Data about app and page elements

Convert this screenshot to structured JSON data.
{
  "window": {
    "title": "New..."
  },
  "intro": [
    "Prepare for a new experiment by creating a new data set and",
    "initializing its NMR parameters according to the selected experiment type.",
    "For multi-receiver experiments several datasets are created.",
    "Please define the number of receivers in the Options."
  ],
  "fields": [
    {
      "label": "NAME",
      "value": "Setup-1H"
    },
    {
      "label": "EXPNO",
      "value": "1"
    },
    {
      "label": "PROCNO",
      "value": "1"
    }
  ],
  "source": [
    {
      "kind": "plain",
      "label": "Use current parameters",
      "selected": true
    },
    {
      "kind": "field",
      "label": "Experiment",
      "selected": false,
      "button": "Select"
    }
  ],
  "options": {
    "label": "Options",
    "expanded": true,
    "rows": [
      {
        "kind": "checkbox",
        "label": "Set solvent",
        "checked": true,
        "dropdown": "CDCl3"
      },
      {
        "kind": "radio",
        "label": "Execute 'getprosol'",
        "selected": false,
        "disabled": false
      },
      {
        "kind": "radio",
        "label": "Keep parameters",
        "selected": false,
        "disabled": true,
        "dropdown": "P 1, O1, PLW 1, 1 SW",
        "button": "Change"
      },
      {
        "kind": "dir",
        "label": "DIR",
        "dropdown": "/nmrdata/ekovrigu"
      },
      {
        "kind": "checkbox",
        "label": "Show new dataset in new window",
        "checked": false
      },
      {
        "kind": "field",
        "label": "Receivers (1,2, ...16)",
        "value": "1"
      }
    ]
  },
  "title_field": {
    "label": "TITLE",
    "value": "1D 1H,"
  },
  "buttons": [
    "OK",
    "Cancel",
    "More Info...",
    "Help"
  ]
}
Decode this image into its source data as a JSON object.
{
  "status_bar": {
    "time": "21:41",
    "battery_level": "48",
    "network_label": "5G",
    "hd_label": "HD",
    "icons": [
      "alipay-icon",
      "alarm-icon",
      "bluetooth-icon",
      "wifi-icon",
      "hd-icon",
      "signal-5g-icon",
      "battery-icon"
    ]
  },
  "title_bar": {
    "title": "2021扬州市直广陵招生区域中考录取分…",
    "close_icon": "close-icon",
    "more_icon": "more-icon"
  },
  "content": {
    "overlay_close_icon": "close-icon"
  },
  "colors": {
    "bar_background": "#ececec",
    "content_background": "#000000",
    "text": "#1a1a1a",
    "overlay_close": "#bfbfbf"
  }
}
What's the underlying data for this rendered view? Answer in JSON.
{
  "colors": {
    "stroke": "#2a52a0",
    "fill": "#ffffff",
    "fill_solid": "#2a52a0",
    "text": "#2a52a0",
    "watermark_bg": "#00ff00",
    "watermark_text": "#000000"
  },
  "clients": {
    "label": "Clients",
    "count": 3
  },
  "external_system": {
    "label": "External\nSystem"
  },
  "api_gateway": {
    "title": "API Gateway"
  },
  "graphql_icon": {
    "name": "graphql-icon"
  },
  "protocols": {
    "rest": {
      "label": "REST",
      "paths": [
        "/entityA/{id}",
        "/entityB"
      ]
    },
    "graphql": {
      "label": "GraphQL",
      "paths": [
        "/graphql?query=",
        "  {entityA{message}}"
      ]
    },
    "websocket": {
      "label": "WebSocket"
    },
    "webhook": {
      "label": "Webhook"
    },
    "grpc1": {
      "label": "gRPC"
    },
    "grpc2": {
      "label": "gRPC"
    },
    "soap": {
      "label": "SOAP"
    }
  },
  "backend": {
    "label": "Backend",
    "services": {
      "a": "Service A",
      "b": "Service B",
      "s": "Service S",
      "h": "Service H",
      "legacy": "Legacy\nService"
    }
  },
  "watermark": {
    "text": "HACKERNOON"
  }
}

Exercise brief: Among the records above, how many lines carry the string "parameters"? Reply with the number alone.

The answer: 3